*** Opening Materials provided ***

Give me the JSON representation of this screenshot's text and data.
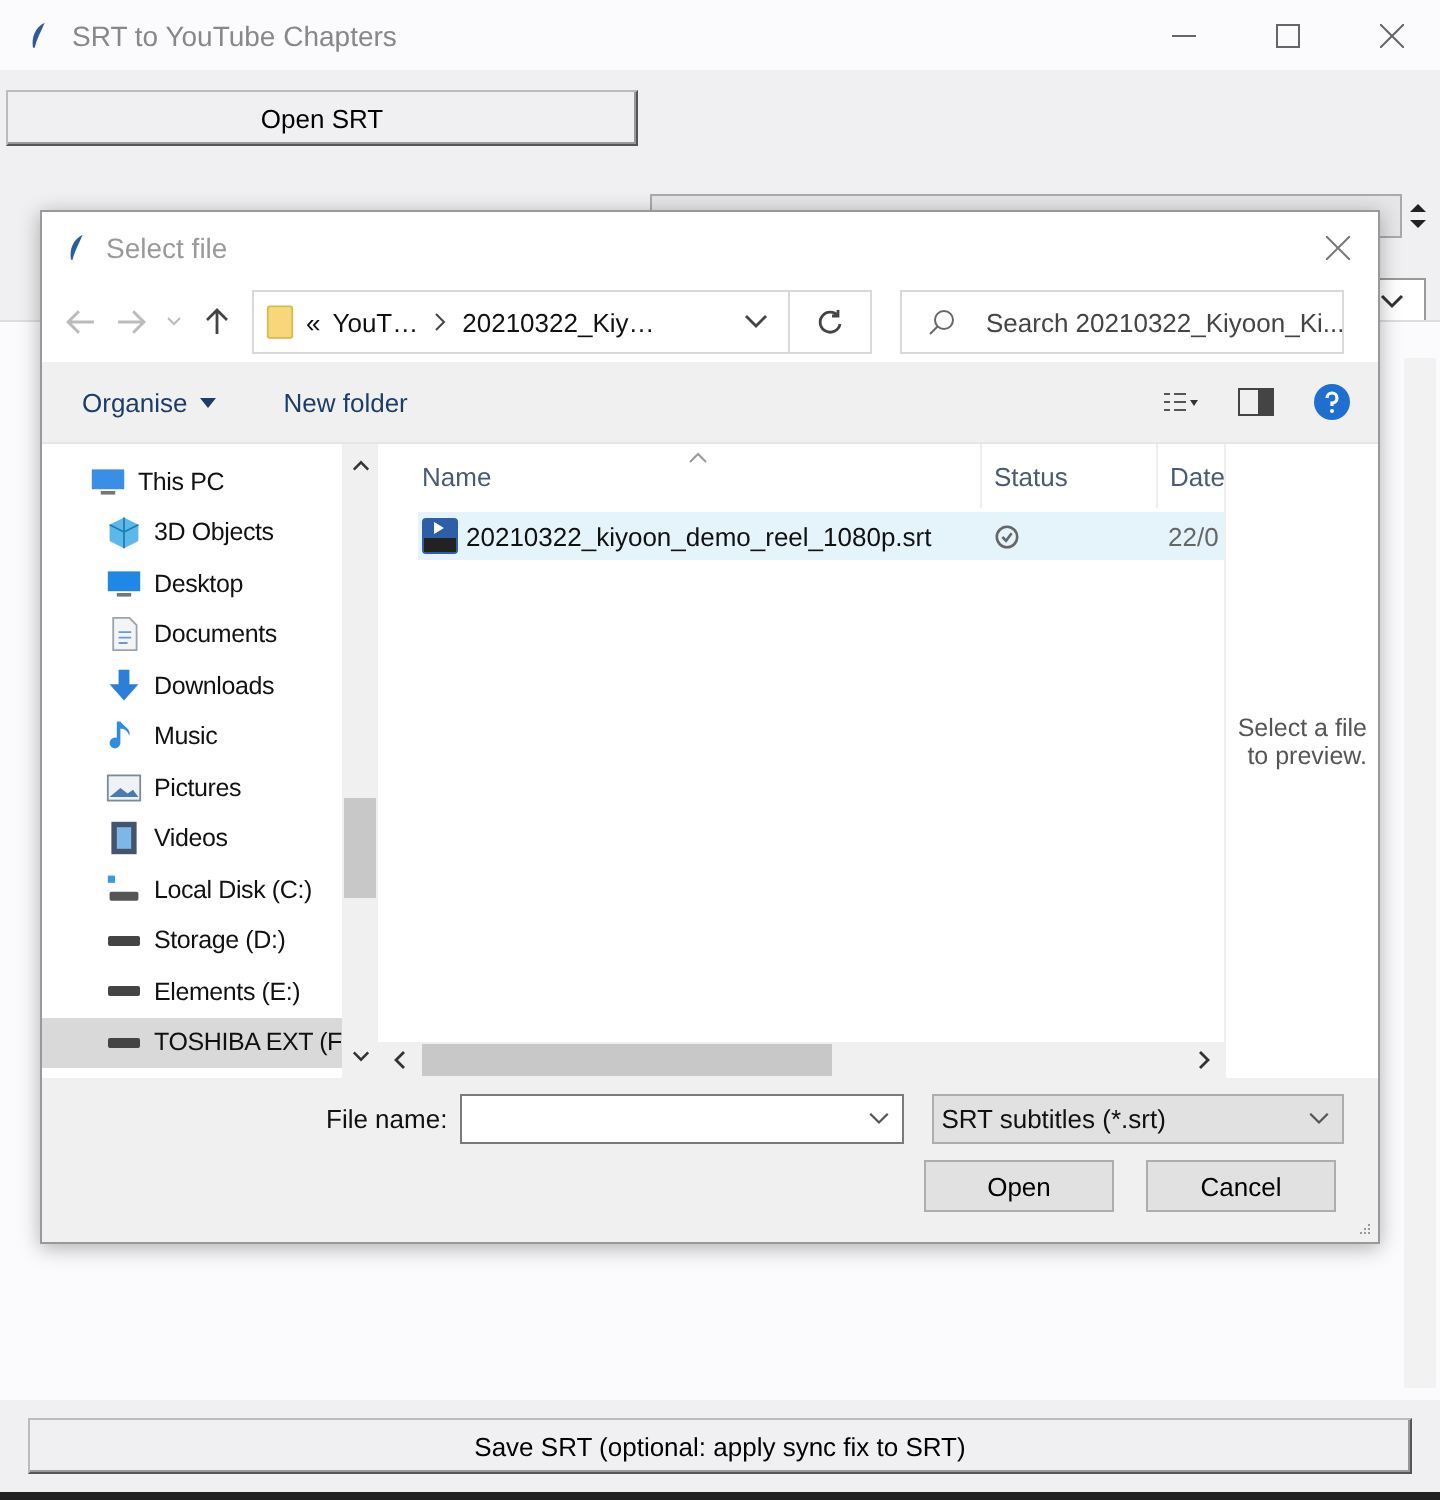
{
  "window": {
    "title": "SRT to YouTube Chapters"
  },
  "open_button": "Open SRT",
  "dialog": {
    "title": "Select file",
    "breadcrumb": [
      "«",
      "YouT…",
      "20210322_Kiy…"
    ],
    "search": {
      "placeholder": "Search 20210322_Kiyoon_Ki..."
    },
    "toolbar": {
      "organise": "Organise",
      "new_folder": "New folder"
    },
    "nav": [
      {
        "label": "This PC",
        "kind": "pc",
        "selected": false,
        "children": [
          {
            "label": "3D Objects",
            "kind": "cube",
            "selected": false
          },
          {
            "label": "Desktop",
            "kind": "desktop",
            "selected": false
          },
          {
            "label": "Documents",
            "kind": "doc",
            "selected": false
          },
          {
            "label": "Downloads",
            "kind": "download",
            "selected": false
          },
          {
            "label": "Music",
            "kind": "music",
            "selected": false
          },
          {
            "label": "Pictures",
            "kind": "pictures",
            "selected": false
          },
          {
            "label": "Videos",
            "kind": "videos",
            "selected": false
          },
          {
            "label": "Local Disk (C:)",
            "kind": "system_drive",
            "selected": false
          },
          {
            "label": "Storage (D:)",
            "kind": "drive",
            "selected": false
          },
          {
            "label": "Elements (E:)",
            "kind": "drive",
            "selected": false
          },
          {
            "label": "TOSHIBA EXT (F",
            "kind": "drive",
            "selected": true
          }
        ]
      }
    ],
    "columns": [
      "Name",
      "Status",
      "Date"
    ],
    "files": [
      {
        "name": "20210322_kiyoon_demo_reel_1080p.srt",
        "synced": true,
        "date": "22/0",
        "selected": true
      }
    ],
    "preview": "Select a file to preview.",
    "file_name_label": "File name:",
    "filter": "SRT subtitles (*.srt)",
    "buttons": [
      "Open",
      "Cancel"
    ]
  },
  "save_button": "Save SRT (optional: apply sync fix to SRT)"
}
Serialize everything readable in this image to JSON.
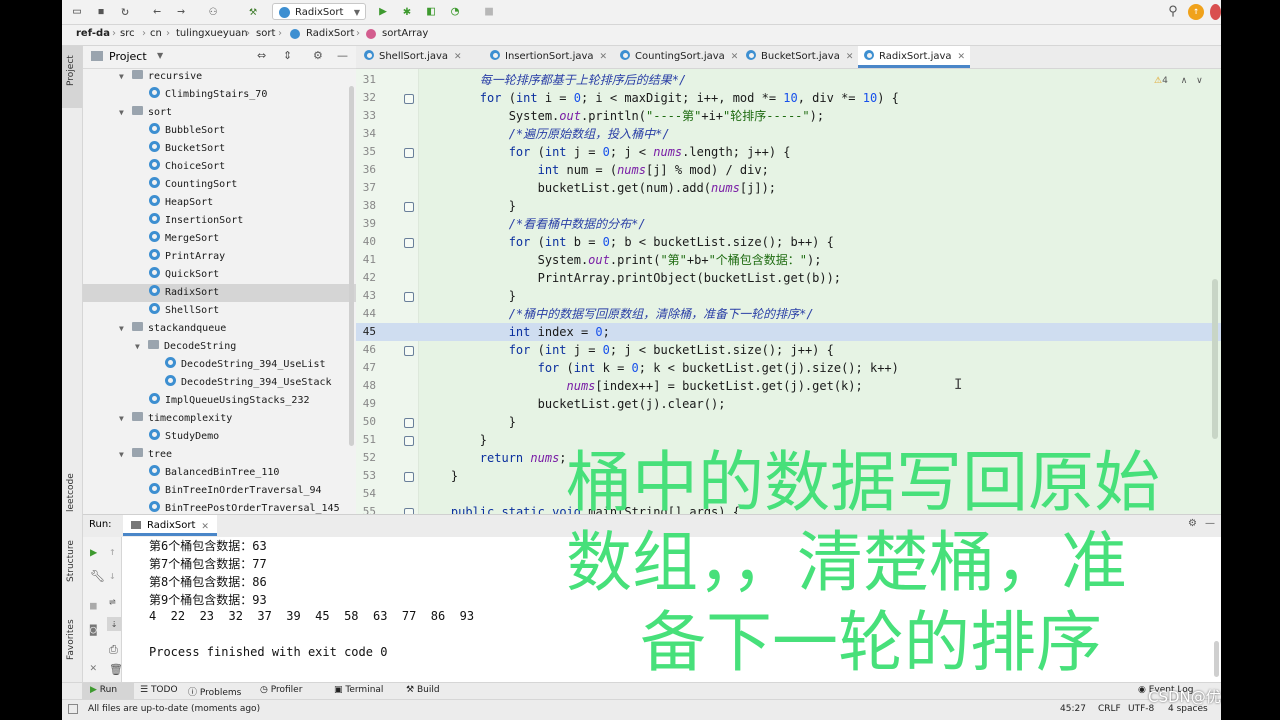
{
  "toolbar": {
    "run_config": "RadixSort",
    "icons": [
      "folder-icon",
      "save-icon",
      "sync-icon",
      "back-icon",
      "forward-icon",
      "vcs-icon",
      "build-hammer-icon",
      "run-icon",
      "debug-icon",
      "coverage-icon",
      "profile-icon",
      "stop-icon",
      "search-icon",
      "update-icon",
      "avatar-icon"
    ]
  },
  "breadcrumb": [
    "ref-da",
    "src",
    "cn",
    "tulingxueyuan",
    "sort",
    "RadixSort",
    "sortArray"
  ],
  "project": {
    "title": "Project",
    "tree": [
      {
        "label": "recursive",
        "kind": "folder",
        "level": 1
      },
      {
        "label": "ClimbingStairs_70",
        "kind": "class",
        "level": 2
      },
      {
        "label": "sort",
        "kind": "folder",
        "level": 1
      },
      {
        "label": "BubbleSort",
        "kind": "class",
        "level": 2
      },
      {
        "label": "BucketSort",
        "kind": "class",
        "level": 2
      },
      {
        "label": "ChoiceSort",
        "kind": "class",
        "level": 2
      },
      {
        "label": "CountingSort",
        "kind": "class",
        "level": 2
      },
      {
        "label": "HeapSort",
        "kind": "class",
        "level": 2
      },
      {
        "label": "InsertionSort",
        "kind": "class",
        "level": 2
      },
      {
        "label": "MergeSort",
        "kind": "class",
        "level": 2
      },
      {
        "label": "PrintArray",
        "kind": "class",
        "level": 2
      },
      {
        "label": "QuickSort",
        "kind": "class",
        "level": 2
      },
      {
        "label": "RadixSort",
        "kind": "class",
        "level": 2,
        "selected": true
      },
      {
        "label": "ShellSort",
        "kind": "class",
        "level": 2
      },
      {
        "label": "stackandqueue",
        "kind": "folder",
        "level": 1
      },
      {
        "label": "DecodeString",
        "kind": "folder",
        "level": 2
      },
      {
        "label": "DecodeString_394_UseList",
        "kind": "class",
        "level": 3
      },
      {
        "label": "DecodeString_394_UseStack",
        "kind": "class",
        "level": 3
      },
      {
        "label": "ImplQueueUsingStacks_232",
        "kind": "class",
        "level": 2
      },
      {
        "label": "timecomplexity",
        "kind": "folder",
        "level": 1
      },
      {
        "label": "StudyDemo",
        "kind": "class",
        "level": 2
      },
      {
        "label": "tree",
        "kind": "folder",
        "level": 1
      },
      {
        "label": "BalancedBinTree_110",
        "kind": "class",
        "level": 2
      },
      {
        "label": "BinTreeInOrderTraversal_94",
        "kind": "class",
        "level": 2
      },
      {
        "label": "BinTreePostOrderTraversal_145",
        "kind": "class",
        "level": 2
      }
    ]
  },
  "tabs": [
    {
      "label": "ShellSort.java"
    },
    {
      "label": "InsertionSort.java"
    },
    {
      "label": "CountingSort.java"
    },
    {
      "label": "BucketSort.java"
    },
    {
      "label": "RadixSort.java",
      "active": true
    }
  ],
  "editor": {
    "warning_count": "4",
    "current_line": 45,
    "lines": [
      {
        "n": 31,
        "t": "        每一轮排序都基于上轮排序后的结果*/",
        "c": "cm"
      },
      {
        "n": 32,
        "t": "        for (int i = 0; i < maxDigit; i++, mod *= 10, div *= 10) {"
      },
      {
        "n": 33,
        "t": "            System.out.println(\"----第\"+i+\"轮排序-----\");"
      },
      {
        "n": 34,
        "t": "            /*遍历原始数组，投入桶中*/",
        "c": "cm"
      },
      {
        "n": 35,
        "t": "            for (int j = 0; j < nums.length; j++) {"
      },
      {
        "n": 36,
        "t": "                int num = (nums[j] % mod) / div;"
      },
      {
        "n": 37,
        "t": "                bucketList.get(num).add(nums[j]);"
      },
      {
        "n": 38,
        "t": "            }"
      },
      {
        "n": 39,
        "t": "            /*看看桶中数据的分布*/",
        "c": "cm"
      },
      {
        "n": 40,
        "t": "            for (int b = 0; b < bucketList.size(); b++) {"
      },
      {
        "n": 41,
        "t": "                System.out.print(\"第\"+b+\"个桶包含数据：\");"
      },
      {
        "n": 42,
        "t": "                PrintArray.printObject(bucketList.get(b));"
      },
      {
        "n": 43,
        "t": "            }"
      },
      {
        "n": 44,
        "t": "            /*桶中的数据写回原数组，清除桶，准备下一轮的排序*/",
        "c": "cm"
      },
      {
        "n": 45,
        "t": "            int index = 0;"
      },
      {
        "n": 46,
        "t": "            for (int j = 0; j < bucketList.size(); j++) {"
      },
      {
        "n": 47,
        "t": "                for (int k = 0; k < bucketList.get(j).size(); k++)"
      },
      {
        "n": 48,
        "t": "                    nums[index++] = bucketList.get(j).get(k);"
      },
      {
        "n": 49,
        "t": "                bucketList.get(j).clear();"
      },
      {
        "n": 50,
        "t": "            }"
      },
      {
        "n": 51,
        "t": "        }"
      },
      {
        "n": 52,
        "t": "        return nums;"
      },
      {
        "n": 53,
        "t": "    }"
      },
      {
        "n": 54,
        "t": ""
      },
      {
        "n": 55,
        "t": "    public static void main(String[] args) {"
      }
    ]
  },
  "caption": [
    "桶中的数据写回原始",
    "数组，，清楚桶，准",
    "备下一轮的排序"
  ],
  "run": {
    "label": "Run:",
    "config": "RadixSort",
    "output": [
      "第6个桶包含数据：63",
      "第7个桶包含数据：77",
      "第8个桶包含数据：86",
      "第9个桶包含数据：93",
      "4  22  23  32  37  39  45  58  63  77  86  93",
      "",
      "Process finished with exit code 0"
    ]
  },
  "side_labels": {
    "project": "Project",
    "structure": "Structure",
    "favorites": "Favorites",
    "leetcode": "leetcode"
  },
  "toolwindows": [
    "Run",
    "TODO",
    "Problems",
    "Profiler",
    "Terminal",
    "Build"
  ],
  "event_log": "Event Log",
  "status": {
    "message": "All files are up-to-date (moments ago)",
    "position": "45:27",
    "line_sep": "CRLF",
    "encoding": "UTF-8",
    "indent": "4 spaces"
  },
  "watermark": "CSDN@优利德"
}
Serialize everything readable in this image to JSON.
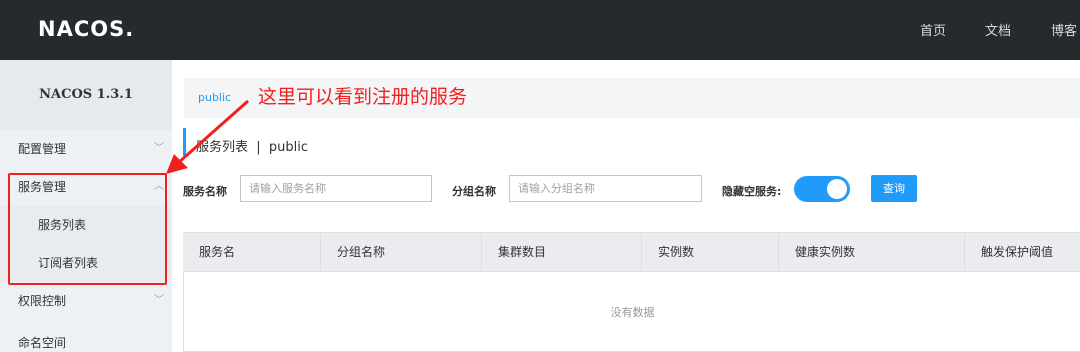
{
  "header": {
    "logo": "NACOS.",
    "nav": [
      "首页",
      "文档",
      "博客"
    ]
  },
  "sidebar": {
    "title": "NACOS 1.3.1",
    "items": [
      {
        "label": "配置管理"
      },
      {
        "label": "服务管理"
      },
      {
        "label": "服务列表"
      },
      {
        "label": "订阅者列表"
      },
      {
        "label": "权限控制"
      },
      {
        "label": "命名空间"
      }
    ]
  },
  "breadcrumb": {
    "namespace": "public"
  },
  "page": {
    "title": "服务列表  |  public"
  },
  "filters": {
    "service_label": "服务名称",
    "service_placeholder": "请输入服务名称",
    "group_label": "分组名称",
    "group_placeholder": "请输入分组名称",
    "hide_empty_label": "隐藏空服务:",
    "query_label": "查询"
  },
  "table": {
    "columns": [
      "服务名",
      "分组名称",
      "集群数目",
      "实例数",
      "健康实例数",
      "触发保护阈值"
    ],
    "empty_text": "没有数据"
  },
  "annotation": {
    "text": "这里可以看到注册的服务",
    "color": "#f0201e"
  },
  "colors": {
    "accent": "#209bfa",
    "header_bg": "#252a2f"
  }
}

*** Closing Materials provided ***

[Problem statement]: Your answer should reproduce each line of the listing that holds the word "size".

[Solution]:
        "t": "            for (int b = 0; b < bucketList.size(); b++) {"
        "t": "            for (int j = 0; j < bucketList.size(); j++) {"
        "t": "                for (int k = 0; k < bucketList.get(j).size(); k++)"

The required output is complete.